We learn to handle negative comments when we become adults; at that stage negative comments don't seem to bother us that much. While some might argue that criticism is there to help us and improve, some negative comments that we receive from our peers and elders do not point at our mistakes but rather target things about us that we might not be able to change. Some, on the other hand, make us doubt our capabilities. When impressionable children and teenagers are at the receiving end of these remarks, they can leave permanent dents on self-esteem. Listed below are some examples.
Imagine a situation where a little girl is taken to a wedding ceremony and she meets a distant relative for the first time. So this relative, in the midst of a casual conversation, says, “She looks just like her mother! Except she's not as fair-skinned.” That little girl develops a belief that skin colour determines beauty and you have to be “fair” in order to be considered “lovely”. With the added onslaught of fairness cream ads, her confidence and self-esteem will continue to shrink as she steps into her teens, unless there is someone to explain why the whole situation is ridiculous. The closest person to me who has gone through such a situation is my 9 year old sister, and I've had to explain the concept of colourism to her and why she shouldn't pay any attention to it. An individual's cognitive capacities mature during mid-childhood when the person develops a general evaluation of oneself. During this delicate phase, children tend to internalise the sentiments behind harsh words. They grow up with feelings of “not being good enough”, which in turn hamper their self-confidence during adolescence.
“This issue is a real one but for some reason, people still don't want to accept that. I myself had to face such comments frequently and let's say for a very long time I didn't see myself as I do now. But then I made some friends who helped me get out of that mindset. I'm grateful for them but this is a social issue and kids continue to get bombarded with negative remarks about the colour of their skin,” says Maliha Tasfia*, 17.
GOOD FOR NOTHING
Most of us can recall the countless times we have had to hear this statement from our parents, teachers and peers. One might say that such remarks helped them perform better in order to prove themselves worthy, but the case is not the same with everyone. A study shows that lack of warmth and acceptance from close ones makes it more likely for a young individual to base their sense of worth on extrinsic rather than intrinsic factors, which can lead to a drop in self-esteem levels.
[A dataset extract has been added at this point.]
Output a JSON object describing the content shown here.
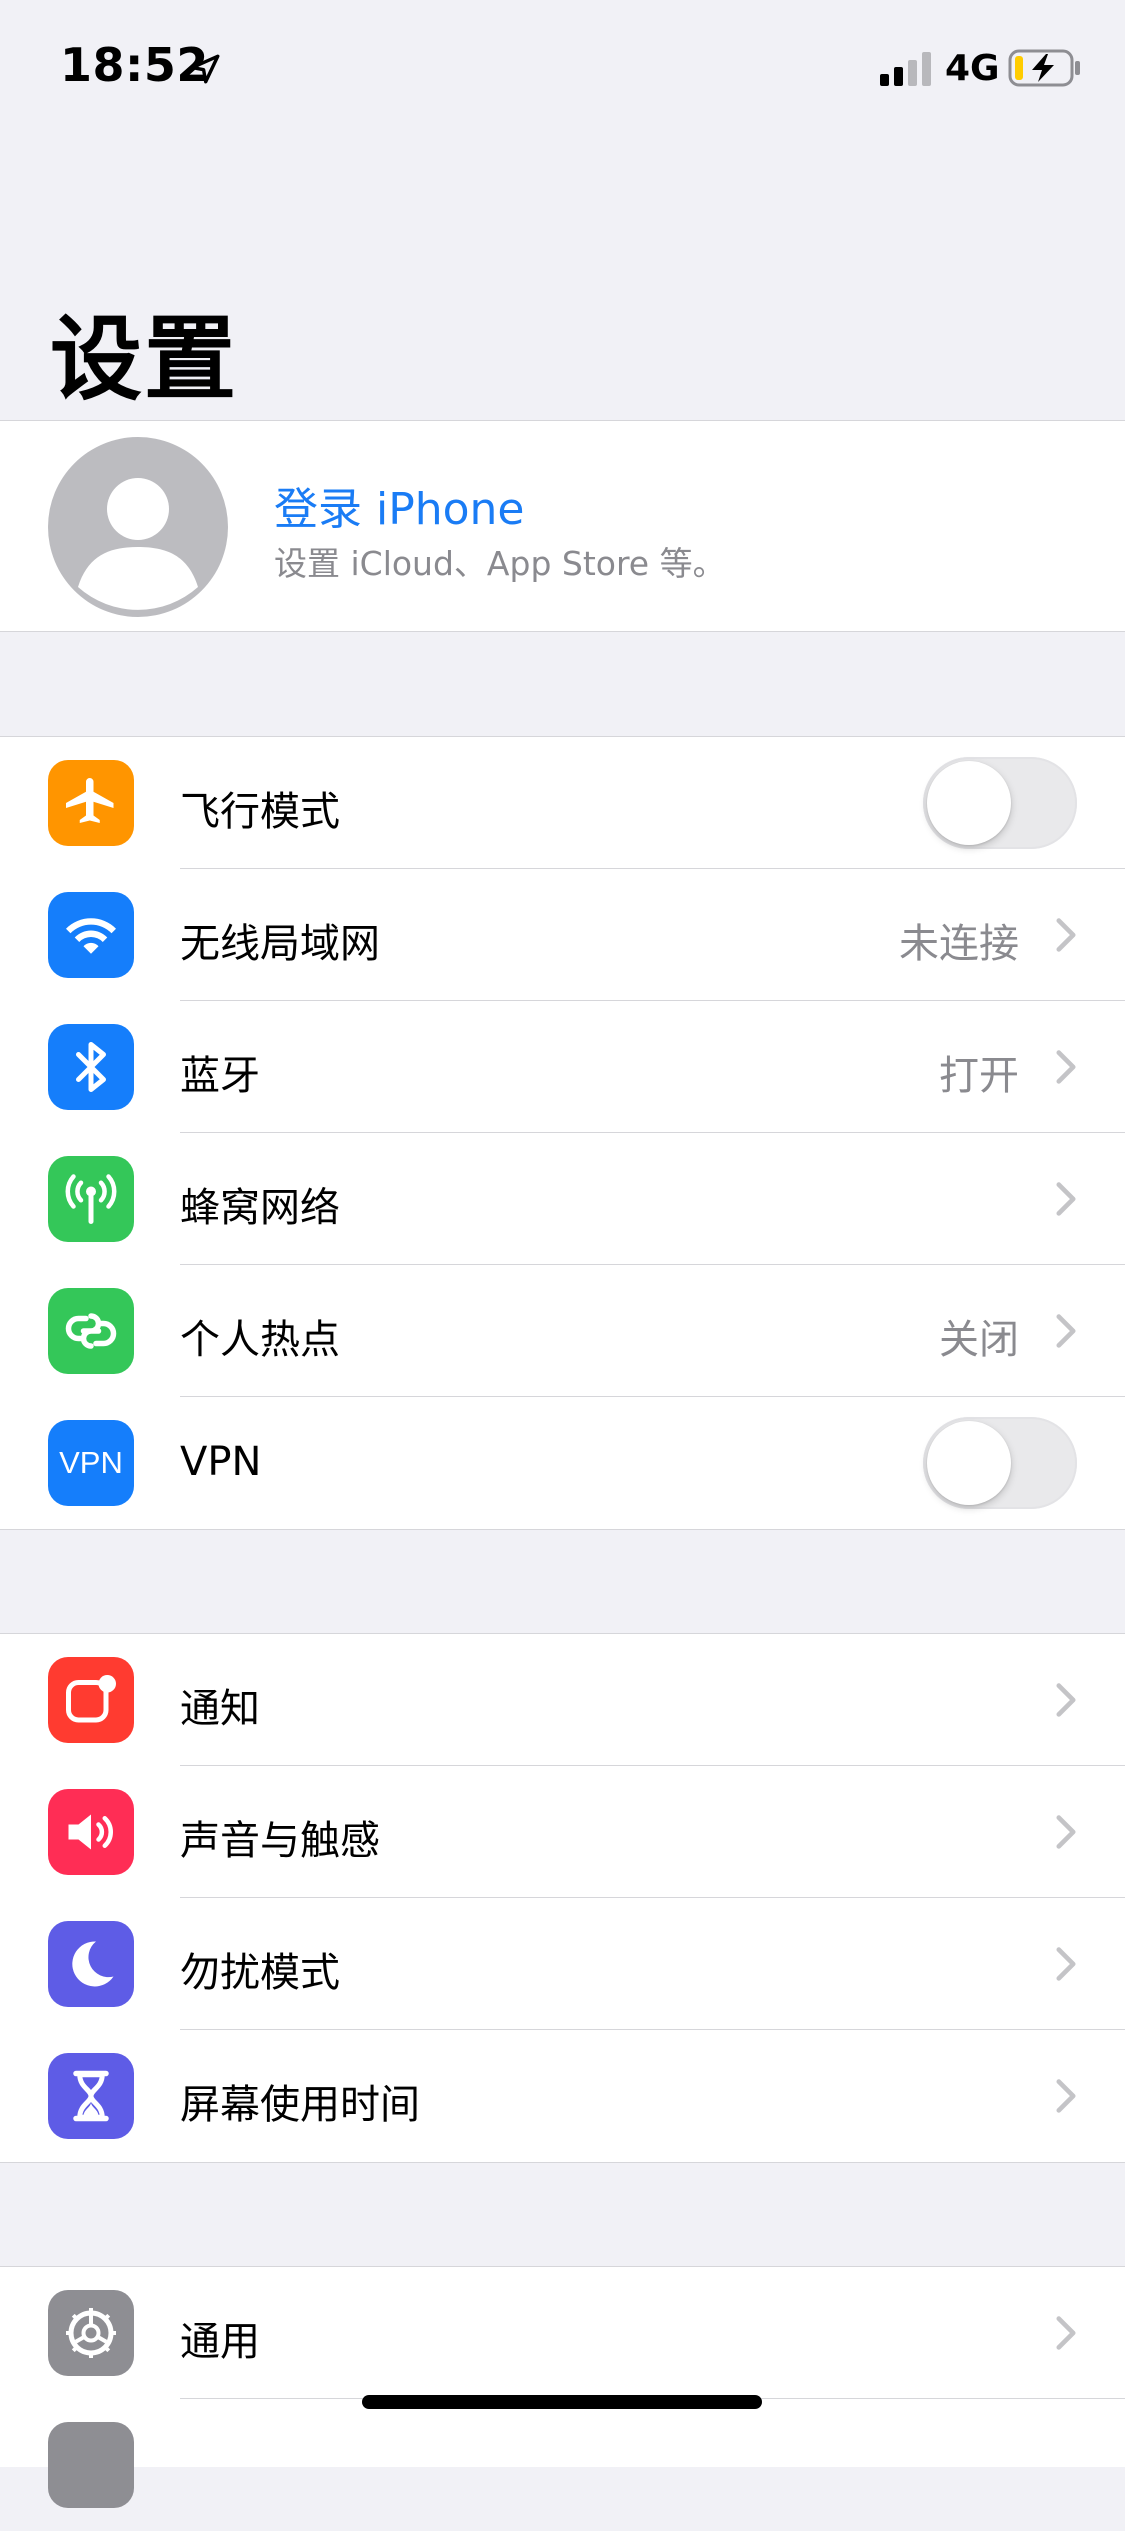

Instead of passing on detrimental comments such as these, one could use constructive criticism for encouragement.
“I always wanted to be creative and athletic, like the popular kids in school. But I was always a big chicken and all the 'what if's' owned me. What if the ball hits my face? What if my dance makes me look like a fish? What if I trip over in front of everyone?” says Sihinta Shembil, 25, a student at North South University. “I truly think if I had parent supporting extracurricular activities, I could have been great! Whenever I did badly at school games and activities, they insulted me without even realising it. Their lack of positive encouragement and ongoing put-downs made me believe I was a total loser as a child and as a teen. Now that I'm an adult, I can see my parents are just humans and their actions and words reflect their upbringing and their parents. I am not angry at them. Nonetheless, it's still something that affects me today and will probably affect me forever,” she adds.
“I never told anyone that my mother divorced my father and raised me on her own because I believed they would look down on me, like my teachers and neighbours who looked down on me when they found out,” says Fahad Ahmed*, 19. “Somehow not having both parents in my life made me a 'less than decent human being' in their eyes. It did make me feel awful for a while.”
It is quite common for a child to feel ashamed after their parents go different ways, according to child psychologists. And when this is stigmatised by people in the society, their emotional and social development is easily affected. What we don't sometimes realise is that our day-to-day conduct shape the way the younger ones in our society will act for the rest of their lives. Children who receive ample and balanced social support display healthy levels of self-esteem and few behavioral issues.
My “small, oriental-looking” eyes or the shape of my nose have always seemed to bother people for some reason. And the fact that these people were “adults” now horrifies me. For a long time, I had a firm belief that only people with big eyes and pointy noses were beautiful, and I used to blame my genes for everything. Now, you should ask, why did I even let myself be bothered with such remarks? My fault, I guess, was that I was just being a naïve child who didn't know better. Negative messages that we encounter are not always necessarily meant to personally attack us, but rather come from a lack of awareness. It might have been a casual “your eyes are so big and beautiful but why does your daughter have such chinky eyes?” for my mother but to a child, those words simply meant “you're ugly”.
As we grow up, the stronger among us get over all these negativity, but the world would be a much better place, and we would have more confident, happy individuals without these wounding remarks. It's not humanly possible to escape negativity all the time, but exposing children to it so early in life creates broken people. Awareness is necessary, and it is also important for us to make sure that we are always being encouraging and not only being critical.
*Some names were changed at the request of the interviewees.
Self Esteem & Positive Psychology by Christopher J. Mruk
Developmental Psychology: Childhood & Adolescence by David R. Shaffer and Katherine Kipp